There will be three analytical writing assignments over the course of the semester; each of them will be worth ten points. I will count the total points everyone has received at the end of the semester, and then convert them to letter grades. I will give more details on the analytical assignments when we are closer to the due dates. The first paper will be a close analysis of one of the films we have seen in class up to that point; the second paper will involve an analysis of an additional vampire film, one not shown and discussed in class; the third paper will involve a discussion of the significance of the figure of the vampire.

The class features a broad sample of vampire films, from the silent era to the present. Most of the films are Hollywood productions; but I have also included a number of British films and independently-made American films, as well as a sprinkling of films made in other languages. The films range from crass exploitation movies, to unusual and highly self-conscious art films. I have sought for maximum variety in the choice of movies, though this is limited by my lack of knowledge about some other countries with large film industries. There are so many vampire films out there that it is impossible to be comprehensive, in any case. I have excluded movies that later became television shows (such as Buffy the Vampire Slayer, which was much better on television than as a movie). I have also excluded some popular films that have had numerous sequels (such as the Blade, Underworld, and Twillight series).

CONTENT WARNING: Some of the movies we watch in this class will include episodes of violence, sexuality, and sexual insinuations that you may find unpleasant, disturbing, or even repulsive. Be warned that this is a possibility before you take the class. Of course, every individual’s reactions will be different. In the course of discussion, we will try to take account of such features, rather than either ignoring them or explaining them away. Jeffrey Weinstock comments in his book on vampire movies that “the expression of underlying fears and desires concerning sex and race and the human relationship with technology is always local – culturally specific and time-bound”; and that “vampire movies constitute an explicit, pervasive and conflicted cinematic discourse concerning sexuality that both reconfirms and troubles conventional sexual norms.”

Here is a short list of films that I really wanted to include in the class, but that are (as far as I can tell) unavailable for streaming:


By the end of the course, successful students should be able to:

  1. Identify major scholarly conversations in relation to film and media.
  2. Analyze texts in relation to multiple contexts relevant to film and media.
  3. Compose research-based argumentative essays that answer specific research questions about film and media.


August 28 - September 1

September 5-8

September 11-15

September 18-22

September 25-29

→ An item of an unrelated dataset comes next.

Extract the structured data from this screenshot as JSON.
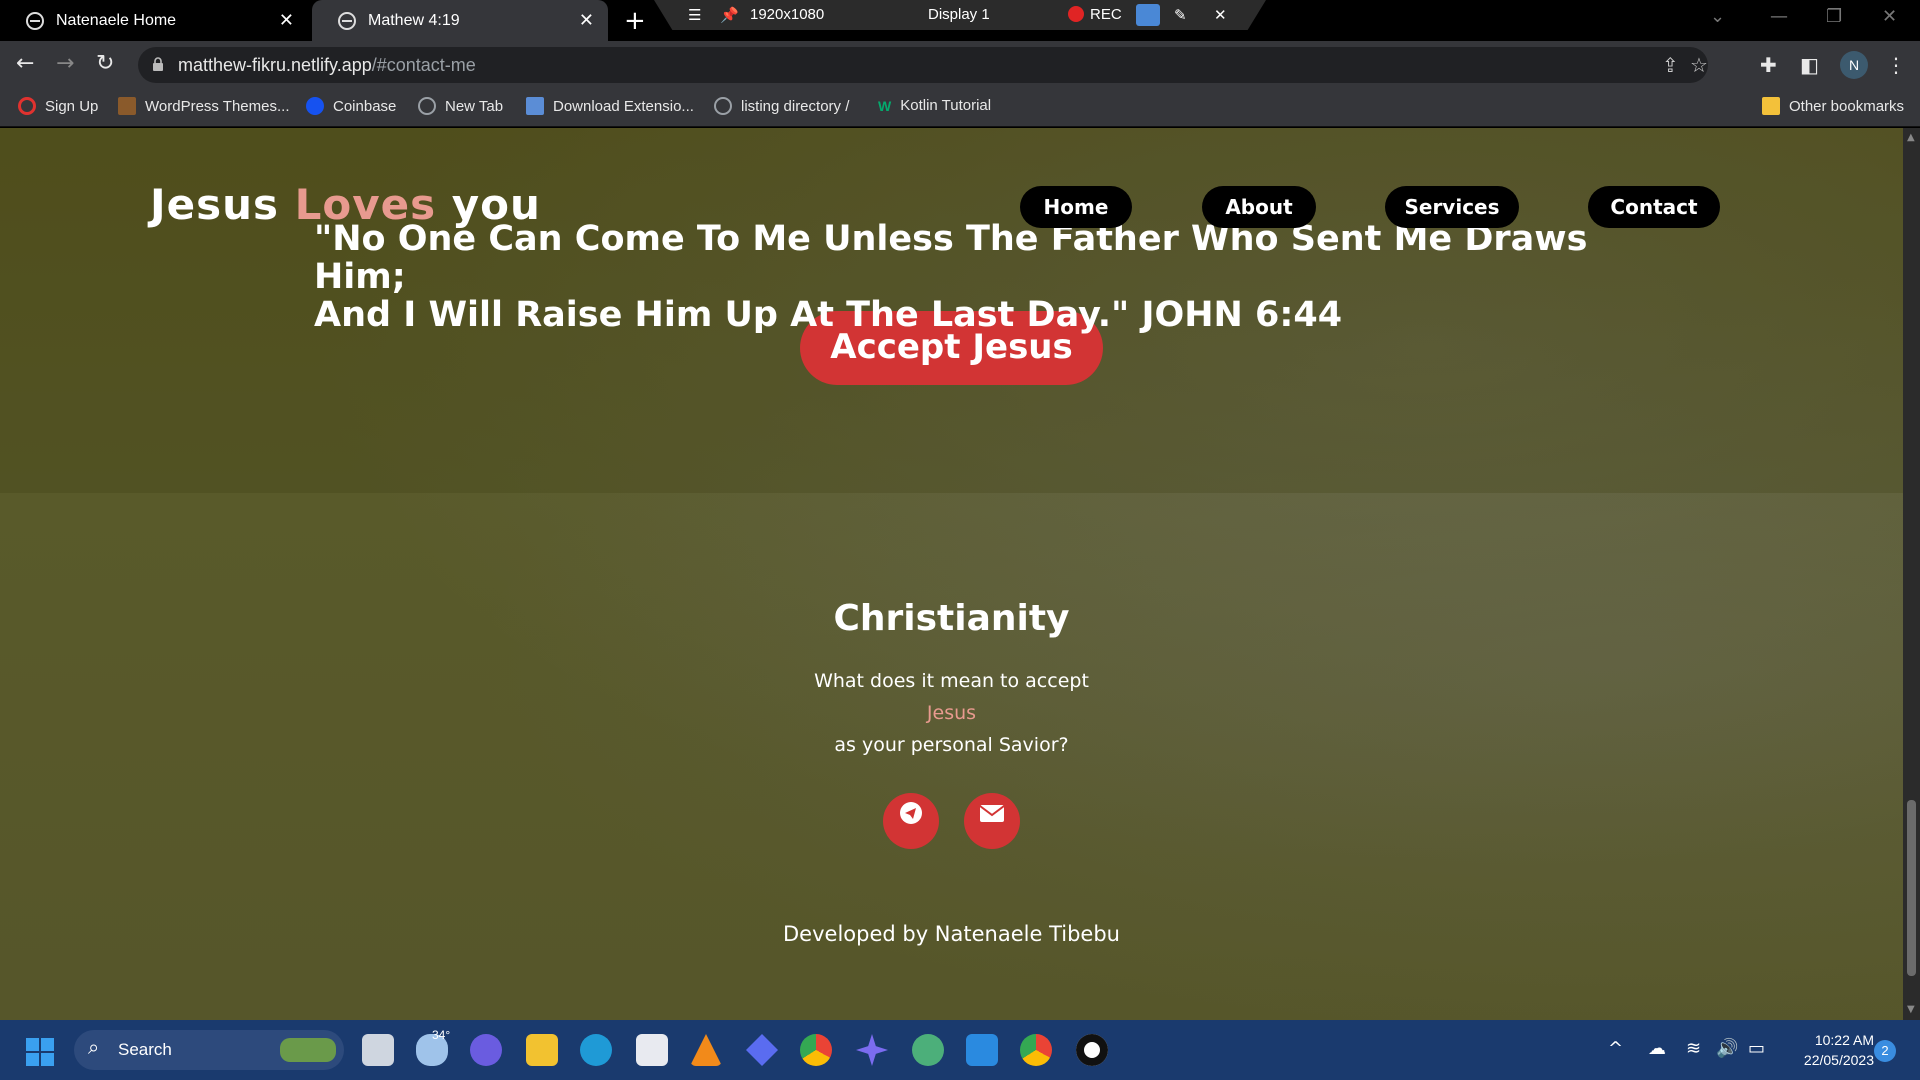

October 2-6

October 9-13

October 18-20

October 23-27

October 30-November 3

November 6-10

November 13-17

November 20-21

November 27-December 1

December 4-8

December 11

Grade Appeals

The College of Liberal Arts and Sciences stipulates that course grade appeals must be initiated within 30 days from the time the grade is posted. The English Grade Appeal Form can be obtained at the English Main Office on the 9th Floor of 5057 Woodward or by emailing Royanne Smith at More information on this process, including the limited grounds for appeal, can be found at

Plagiarism is a very serious matter and should be recognized as such. The University has a very strict policy on plagiarism. Always cite your sources when quoting, paraphrasing, or using the ideas of other writers. When paraphrasing, place in quotes any phrase of four words or more that comes directly from the source being used.

The Velvet Vampire (Stephanie Rothman, 1971) Blacula (William Crain, 1972) Reflecting Skin (Philip Ridley, 1990) Innocent Blood (John Landis, 1992) My Heart Can’t Beat Unless You Tell It To (Jonathan Cuartas, 2020) Bloodsucking Bastards (Brian James O’Connell, 2015)